Using Diversio’s scoring metrics, overall, Coca Cola was found to be in the 92nd percentile of publicly traded companies with a total score of 68/100 while PepsiCo was ranked to be in the 55th percentile with a score of 64/100. Although neither company is way ahead of the curve from the other in their DEI efforts, rivalry for positive branding and public sentiment has forced them both to get aggressive in their DEI efforts. We’ve glimpsed into how these MNCs compare against the industry standard, and whether they can be considered role models, leading other organizations in the industry to promote DEI best practices in the workplace and beyond. That neither company can afford to be seen as lagging behind the other has been a force for positive change. Overall, by virtue of the available data, we can see that these colossal cola companies are doing better than the competition, but still have significant room for growth.
Actionable Solutions for Your Workplace
For companies across a variety of industries, both public and private, Diversio’s language-intelligence platform combines AI technology with human intelligence to help organizations identify, track and measure DEI efforts in the workplace.

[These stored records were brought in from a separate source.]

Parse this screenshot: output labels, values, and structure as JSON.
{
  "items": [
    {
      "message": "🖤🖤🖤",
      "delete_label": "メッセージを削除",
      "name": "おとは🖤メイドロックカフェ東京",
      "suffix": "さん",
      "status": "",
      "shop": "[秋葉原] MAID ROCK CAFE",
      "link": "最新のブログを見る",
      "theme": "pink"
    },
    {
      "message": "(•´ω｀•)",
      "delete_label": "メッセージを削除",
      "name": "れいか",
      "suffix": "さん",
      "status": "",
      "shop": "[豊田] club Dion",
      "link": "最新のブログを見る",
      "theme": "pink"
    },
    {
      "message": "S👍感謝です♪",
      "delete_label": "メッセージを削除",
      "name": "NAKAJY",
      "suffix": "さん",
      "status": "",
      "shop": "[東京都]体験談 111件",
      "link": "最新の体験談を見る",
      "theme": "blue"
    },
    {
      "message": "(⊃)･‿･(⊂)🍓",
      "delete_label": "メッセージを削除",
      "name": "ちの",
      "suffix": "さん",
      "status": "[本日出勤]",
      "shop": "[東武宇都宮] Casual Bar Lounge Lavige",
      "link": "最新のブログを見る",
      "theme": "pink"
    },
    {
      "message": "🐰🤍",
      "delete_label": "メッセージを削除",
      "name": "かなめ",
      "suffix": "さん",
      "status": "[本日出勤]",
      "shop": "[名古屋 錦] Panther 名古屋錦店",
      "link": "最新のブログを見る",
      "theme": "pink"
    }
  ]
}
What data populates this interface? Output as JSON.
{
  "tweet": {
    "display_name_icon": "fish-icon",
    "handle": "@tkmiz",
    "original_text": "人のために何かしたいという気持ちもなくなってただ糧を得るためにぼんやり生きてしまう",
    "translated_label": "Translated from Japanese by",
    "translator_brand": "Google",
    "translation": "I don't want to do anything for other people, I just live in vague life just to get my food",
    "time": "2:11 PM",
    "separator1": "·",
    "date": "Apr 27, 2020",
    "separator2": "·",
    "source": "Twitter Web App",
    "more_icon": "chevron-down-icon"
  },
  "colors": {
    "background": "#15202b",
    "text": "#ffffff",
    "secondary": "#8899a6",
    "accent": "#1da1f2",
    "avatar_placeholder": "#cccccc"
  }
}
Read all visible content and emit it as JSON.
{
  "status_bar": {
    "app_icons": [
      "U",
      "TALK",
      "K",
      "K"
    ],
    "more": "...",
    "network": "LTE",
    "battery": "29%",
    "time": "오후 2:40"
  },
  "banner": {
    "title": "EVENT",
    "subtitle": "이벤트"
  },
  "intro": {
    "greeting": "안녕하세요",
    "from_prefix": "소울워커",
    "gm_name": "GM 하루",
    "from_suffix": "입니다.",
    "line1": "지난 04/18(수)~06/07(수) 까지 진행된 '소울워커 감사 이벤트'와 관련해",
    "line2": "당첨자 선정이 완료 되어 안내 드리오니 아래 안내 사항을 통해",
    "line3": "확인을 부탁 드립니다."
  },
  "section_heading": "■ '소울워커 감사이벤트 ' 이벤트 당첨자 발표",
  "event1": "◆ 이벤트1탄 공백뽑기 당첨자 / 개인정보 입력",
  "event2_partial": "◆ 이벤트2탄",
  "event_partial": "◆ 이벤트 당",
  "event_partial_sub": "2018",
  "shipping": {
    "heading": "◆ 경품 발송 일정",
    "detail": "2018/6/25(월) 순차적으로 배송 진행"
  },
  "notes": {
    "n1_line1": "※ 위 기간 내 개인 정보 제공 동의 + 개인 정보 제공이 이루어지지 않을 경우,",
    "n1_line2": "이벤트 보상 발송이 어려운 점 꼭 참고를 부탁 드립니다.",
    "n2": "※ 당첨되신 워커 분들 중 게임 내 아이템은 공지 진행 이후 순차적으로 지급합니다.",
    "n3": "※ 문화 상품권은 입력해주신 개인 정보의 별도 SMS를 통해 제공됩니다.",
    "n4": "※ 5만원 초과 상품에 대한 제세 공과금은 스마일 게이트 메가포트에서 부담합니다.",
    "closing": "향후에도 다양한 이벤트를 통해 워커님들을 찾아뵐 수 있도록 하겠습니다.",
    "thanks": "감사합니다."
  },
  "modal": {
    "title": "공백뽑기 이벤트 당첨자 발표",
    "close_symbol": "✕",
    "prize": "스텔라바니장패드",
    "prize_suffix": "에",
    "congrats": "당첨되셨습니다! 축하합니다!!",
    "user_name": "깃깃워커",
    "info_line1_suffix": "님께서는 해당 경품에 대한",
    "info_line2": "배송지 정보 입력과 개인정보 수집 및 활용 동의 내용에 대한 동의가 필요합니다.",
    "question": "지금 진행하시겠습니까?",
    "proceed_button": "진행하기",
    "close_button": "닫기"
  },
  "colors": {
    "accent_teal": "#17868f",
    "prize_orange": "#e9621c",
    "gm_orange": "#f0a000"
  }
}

We collect aggregate data differentiating for variances in experiences across workforce populations using a 4-minute anonymous survey linked to 6 research-based KPIs. Data is then translated into readily available, actionable solutions, implemented according to your organization’s unique location in the DEI landscape.
Book a demo to find a solution to begin effectively implementing your organization’s DEI initiatives today.